* PROBLEM DESCRIPTION *
Of the lines below, report only those that contain "Thống".

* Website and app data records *
*** Begin section ***
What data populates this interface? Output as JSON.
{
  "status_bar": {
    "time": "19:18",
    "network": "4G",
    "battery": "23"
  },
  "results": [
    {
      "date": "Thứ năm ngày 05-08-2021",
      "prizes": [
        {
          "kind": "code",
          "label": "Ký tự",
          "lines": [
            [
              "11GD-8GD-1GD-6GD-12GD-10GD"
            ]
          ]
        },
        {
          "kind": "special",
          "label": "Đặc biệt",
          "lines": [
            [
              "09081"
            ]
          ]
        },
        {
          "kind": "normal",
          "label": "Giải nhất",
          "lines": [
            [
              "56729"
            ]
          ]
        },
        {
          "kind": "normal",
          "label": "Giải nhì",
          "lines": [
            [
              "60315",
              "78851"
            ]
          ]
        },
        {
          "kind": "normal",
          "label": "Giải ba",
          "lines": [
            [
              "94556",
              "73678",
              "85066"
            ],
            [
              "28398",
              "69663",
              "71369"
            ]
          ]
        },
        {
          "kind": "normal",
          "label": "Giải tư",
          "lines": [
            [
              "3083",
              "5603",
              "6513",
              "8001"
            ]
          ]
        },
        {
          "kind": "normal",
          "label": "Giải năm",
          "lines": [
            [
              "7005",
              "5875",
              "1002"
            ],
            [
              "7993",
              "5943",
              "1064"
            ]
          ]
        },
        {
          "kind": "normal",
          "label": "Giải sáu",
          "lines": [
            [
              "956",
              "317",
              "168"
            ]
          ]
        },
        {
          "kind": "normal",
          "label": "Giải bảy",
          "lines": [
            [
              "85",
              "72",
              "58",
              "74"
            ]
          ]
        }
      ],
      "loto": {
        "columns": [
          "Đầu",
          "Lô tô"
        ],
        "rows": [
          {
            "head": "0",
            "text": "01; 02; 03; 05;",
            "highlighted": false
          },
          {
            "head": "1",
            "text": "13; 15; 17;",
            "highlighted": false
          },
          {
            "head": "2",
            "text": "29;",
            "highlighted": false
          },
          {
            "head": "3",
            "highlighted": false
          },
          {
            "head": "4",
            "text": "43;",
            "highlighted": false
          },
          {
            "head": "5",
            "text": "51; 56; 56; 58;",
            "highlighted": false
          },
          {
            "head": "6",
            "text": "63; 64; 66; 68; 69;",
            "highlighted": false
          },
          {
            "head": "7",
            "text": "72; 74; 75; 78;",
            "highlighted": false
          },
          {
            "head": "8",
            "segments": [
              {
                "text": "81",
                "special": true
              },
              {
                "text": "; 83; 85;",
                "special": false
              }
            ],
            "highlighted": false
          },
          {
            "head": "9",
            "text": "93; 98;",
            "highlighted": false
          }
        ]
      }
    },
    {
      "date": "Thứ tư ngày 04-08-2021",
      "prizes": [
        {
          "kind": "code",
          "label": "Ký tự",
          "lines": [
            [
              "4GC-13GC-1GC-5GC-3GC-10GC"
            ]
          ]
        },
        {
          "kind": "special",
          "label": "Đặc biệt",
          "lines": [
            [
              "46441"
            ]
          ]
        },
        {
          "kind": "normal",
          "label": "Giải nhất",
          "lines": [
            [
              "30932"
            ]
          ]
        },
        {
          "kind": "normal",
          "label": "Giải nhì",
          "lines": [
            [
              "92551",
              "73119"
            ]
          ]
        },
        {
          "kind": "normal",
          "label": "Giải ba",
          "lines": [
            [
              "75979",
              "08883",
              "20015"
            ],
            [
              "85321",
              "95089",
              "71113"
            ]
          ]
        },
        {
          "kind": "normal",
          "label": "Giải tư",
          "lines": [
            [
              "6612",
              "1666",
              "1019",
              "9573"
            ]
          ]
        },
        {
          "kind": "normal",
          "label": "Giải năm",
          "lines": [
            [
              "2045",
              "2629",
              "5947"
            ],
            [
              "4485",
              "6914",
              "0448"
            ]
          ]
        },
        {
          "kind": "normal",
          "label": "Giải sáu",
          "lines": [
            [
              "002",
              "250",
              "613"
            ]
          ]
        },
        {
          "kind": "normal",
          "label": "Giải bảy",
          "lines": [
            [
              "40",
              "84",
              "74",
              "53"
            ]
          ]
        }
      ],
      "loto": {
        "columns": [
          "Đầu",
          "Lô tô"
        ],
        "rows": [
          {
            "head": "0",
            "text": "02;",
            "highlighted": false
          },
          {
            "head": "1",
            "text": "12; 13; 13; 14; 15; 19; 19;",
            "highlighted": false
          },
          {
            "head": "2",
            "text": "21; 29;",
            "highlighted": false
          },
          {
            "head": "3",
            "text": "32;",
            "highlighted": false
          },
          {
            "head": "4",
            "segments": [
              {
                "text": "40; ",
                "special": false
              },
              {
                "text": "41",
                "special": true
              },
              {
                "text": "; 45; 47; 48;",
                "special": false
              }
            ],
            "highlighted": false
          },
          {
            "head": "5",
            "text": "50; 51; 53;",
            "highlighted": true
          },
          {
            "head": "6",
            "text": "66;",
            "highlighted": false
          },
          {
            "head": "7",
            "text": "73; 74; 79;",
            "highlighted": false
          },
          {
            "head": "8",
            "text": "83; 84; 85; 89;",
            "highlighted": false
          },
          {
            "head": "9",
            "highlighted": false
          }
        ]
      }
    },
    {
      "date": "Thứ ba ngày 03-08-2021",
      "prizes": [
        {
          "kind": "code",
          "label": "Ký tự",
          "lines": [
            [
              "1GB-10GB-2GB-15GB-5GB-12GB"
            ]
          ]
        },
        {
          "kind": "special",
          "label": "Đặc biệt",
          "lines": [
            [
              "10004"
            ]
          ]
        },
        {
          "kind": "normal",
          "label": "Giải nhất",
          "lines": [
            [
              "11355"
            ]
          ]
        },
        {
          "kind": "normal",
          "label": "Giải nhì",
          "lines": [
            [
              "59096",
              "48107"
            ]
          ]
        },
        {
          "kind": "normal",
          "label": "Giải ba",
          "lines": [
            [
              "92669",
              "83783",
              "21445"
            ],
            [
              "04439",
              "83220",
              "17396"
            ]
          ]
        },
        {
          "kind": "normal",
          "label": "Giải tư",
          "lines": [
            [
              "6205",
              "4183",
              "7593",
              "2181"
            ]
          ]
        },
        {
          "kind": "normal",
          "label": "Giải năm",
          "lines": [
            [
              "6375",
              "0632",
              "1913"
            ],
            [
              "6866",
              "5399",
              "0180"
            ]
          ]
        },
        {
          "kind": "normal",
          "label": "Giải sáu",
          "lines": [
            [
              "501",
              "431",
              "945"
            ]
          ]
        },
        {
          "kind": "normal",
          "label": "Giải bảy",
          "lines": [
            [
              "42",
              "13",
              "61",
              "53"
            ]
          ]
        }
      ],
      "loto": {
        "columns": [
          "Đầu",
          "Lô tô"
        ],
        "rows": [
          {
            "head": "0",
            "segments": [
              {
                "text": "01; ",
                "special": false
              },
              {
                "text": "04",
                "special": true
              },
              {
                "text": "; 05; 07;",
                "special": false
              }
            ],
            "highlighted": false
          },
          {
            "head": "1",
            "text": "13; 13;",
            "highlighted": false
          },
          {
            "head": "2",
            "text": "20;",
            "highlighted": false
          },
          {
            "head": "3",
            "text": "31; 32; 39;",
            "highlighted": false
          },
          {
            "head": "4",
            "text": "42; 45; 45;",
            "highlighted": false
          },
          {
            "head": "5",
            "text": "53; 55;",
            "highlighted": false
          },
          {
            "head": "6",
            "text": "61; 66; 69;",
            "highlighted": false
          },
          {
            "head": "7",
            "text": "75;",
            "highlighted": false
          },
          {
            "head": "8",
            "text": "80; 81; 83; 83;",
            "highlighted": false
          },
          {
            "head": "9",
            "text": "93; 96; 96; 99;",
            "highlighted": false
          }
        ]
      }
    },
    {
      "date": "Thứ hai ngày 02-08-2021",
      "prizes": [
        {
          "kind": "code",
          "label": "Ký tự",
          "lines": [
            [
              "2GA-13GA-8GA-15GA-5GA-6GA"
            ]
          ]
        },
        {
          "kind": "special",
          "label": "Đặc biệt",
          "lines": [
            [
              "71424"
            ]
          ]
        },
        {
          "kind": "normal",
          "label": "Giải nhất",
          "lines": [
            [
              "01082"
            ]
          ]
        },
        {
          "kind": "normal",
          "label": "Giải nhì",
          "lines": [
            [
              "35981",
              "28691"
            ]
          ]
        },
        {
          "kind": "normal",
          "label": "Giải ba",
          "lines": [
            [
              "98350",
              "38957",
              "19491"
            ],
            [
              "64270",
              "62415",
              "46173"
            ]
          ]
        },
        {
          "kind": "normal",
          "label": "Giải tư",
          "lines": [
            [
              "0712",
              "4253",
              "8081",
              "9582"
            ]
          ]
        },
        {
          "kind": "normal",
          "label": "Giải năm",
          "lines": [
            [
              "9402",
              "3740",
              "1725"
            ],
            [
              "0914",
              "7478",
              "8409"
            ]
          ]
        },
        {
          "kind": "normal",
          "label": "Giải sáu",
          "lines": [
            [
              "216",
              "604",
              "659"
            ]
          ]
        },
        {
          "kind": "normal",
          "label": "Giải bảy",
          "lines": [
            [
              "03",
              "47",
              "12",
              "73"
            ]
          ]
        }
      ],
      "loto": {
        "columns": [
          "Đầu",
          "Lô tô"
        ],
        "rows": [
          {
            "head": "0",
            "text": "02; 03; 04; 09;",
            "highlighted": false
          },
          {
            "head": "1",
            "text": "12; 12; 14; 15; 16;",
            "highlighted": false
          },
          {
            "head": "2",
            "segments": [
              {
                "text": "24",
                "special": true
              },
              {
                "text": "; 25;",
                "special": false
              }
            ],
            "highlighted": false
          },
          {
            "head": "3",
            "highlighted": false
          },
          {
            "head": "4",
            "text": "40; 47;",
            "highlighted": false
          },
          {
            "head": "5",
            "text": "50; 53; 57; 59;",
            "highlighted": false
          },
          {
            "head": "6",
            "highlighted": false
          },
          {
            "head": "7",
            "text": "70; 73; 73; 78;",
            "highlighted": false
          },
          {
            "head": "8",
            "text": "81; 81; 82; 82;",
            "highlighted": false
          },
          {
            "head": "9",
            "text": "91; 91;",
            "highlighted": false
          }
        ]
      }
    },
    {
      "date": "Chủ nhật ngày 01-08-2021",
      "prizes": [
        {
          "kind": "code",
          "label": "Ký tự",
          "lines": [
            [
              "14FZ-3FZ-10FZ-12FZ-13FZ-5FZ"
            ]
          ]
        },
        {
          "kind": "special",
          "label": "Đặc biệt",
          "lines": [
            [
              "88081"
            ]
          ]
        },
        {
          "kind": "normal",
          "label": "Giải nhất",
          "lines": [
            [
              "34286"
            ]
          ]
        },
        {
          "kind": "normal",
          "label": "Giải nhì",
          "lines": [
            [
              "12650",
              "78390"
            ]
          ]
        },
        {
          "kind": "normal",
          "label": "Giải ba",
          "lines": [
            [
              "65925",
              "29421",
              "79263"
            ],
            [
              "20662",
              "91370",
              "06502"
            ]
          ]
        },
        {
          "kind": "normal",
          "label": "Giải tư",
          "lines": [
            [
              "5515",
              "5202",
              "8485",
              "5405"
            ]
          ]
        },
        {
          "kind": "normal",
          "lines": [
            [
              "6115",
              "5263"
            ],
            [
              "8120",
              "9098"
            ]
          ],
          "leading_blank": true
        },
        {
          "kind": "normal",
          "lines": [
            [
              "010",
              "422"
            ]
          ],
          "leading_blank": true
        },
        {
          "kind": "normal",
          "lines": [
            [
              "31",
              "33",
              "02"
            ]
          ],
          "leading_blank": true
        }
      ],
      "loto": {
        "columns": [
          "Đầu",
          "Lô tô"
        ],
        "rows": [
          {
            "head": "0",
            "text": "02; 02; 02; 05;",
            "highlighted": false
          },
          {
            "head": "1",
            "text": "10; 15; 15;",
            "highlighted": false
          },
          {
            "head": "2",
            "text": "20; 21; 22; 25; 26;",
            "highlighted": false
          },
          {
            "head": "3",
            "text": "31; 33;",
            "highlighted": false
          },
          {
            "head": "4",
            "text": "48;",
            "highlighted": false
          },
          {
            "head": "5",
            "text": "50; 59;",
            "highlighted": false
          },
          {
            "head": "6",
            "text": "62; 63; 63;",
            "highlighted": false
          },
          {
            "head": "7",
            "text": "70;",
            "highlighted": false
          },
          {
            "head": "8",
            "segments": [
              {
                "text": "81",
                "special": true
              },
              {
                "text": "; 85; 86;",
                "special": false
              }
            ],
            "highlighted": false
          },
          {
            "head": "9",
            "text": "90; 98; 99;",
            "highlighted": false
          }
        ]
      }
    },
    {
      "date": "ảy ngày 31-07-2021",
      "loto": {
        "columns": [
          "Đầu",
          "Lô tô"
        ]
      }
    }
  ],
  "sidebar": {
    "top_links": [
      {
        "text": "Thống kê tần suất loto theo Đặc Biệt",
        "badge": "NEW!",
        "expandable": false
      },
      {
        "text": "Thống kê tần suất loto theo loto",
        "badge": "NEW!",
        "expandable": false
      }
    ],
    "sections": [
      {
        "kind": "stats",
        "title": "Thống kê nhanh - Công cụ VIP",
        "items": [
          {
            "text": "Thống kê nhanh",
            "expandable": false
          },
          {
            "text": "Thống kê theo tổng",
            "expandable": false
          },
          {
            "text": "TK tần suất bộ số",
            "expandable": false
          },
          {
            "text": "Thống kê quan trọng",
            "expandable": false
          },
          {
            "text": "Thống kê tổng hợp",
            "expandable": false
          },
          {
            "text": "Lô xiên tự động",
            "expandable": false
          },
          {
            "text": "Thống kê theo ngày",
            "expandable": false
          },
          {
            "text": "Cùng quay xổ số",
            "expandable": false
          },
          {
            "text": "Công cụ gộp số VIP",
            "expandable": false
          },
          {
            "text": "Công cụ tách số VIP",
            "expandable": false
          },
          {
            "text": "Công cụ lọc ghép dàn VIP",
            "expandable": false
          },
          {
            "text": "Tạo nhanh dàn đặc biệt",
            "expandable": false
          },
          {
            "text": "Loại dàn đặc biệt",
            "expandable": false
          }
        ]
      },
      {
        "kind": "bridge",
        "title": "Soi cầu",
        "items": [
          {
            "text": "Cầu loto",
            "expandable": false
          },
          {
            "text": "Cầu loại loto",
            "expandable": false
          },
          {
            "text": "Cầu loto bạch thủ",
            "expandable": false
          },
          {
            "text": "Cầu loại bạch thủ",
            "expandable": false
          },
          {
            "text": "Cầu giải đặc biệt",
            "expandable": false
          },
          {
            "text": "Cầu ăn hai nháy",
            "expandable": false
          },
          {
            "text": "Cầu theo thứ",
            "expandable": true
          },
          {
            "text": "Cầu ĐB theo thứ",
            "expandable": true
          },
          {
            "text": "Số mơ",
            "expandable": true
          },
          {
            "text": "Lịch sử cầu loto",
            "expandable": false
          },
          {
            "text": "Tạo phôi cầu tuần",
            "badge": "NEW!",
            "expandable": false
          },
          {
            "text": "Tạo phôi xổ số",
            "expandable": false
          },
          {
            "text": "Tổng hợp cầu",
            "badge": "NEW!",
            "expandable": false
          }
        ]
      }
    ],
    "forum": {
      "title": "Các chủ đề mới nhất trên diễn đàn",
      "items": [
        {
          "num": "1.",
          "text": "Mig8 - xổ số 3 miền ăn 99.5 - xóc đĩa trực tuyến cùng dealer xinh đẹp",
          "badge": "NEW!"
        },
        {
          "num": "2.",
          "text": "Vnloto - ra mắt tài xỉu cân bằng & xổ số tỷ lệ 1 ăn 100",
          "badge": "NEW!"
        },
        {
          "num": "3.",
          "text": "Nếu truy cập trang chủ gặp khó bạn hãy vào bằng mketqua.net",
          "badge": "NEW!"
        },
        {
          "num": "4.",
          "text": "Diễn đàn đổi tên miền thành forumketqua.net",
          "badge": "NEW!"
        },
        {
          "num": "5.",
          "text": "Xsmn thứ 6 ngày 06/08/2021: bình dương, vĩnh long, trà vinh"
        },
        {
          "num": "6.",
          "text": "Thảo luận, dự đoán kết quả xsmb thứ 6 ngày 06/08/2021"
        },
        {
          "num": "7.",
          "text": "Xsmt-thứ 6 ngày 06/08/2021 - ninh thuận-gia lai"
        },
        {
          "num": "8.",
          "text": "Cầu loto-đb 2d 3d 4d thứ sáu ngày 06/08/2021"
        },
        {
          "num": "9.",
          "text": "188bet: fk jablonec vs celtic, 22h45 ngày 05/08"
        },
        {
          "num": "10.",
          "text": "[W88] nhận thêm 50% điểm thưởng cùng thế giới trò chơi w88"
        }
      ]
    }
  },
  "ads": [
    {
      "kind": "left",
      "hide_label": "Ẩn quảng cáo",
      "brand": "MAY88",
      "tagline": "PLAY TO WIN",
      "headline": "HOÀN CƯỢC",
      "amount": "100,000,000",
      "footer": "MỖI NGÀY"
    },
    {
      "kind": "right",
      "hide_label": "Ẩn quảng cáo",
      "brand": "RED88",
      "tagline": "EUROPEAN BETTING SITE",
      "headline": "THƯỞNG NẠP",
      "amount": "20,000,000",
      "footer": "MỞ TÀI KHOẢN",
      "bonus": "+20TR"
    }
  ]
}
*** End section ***
* SOLVED PROBLEM *
        "text": "Thống kê tần suất loto theo Đặc Biệt",
        "text": "Thống kê tần suất loto theo loto",
        "title": "Thống kê nhanh - Công cụ VIP",
            "text": "Thống kê nhanh",
            "text": "Thống kê theo tổng",
            "text": "Thống kê quan trọng",
            "text": "Thống kê tổng hợp",
            "text": "Thống kê theo ngày",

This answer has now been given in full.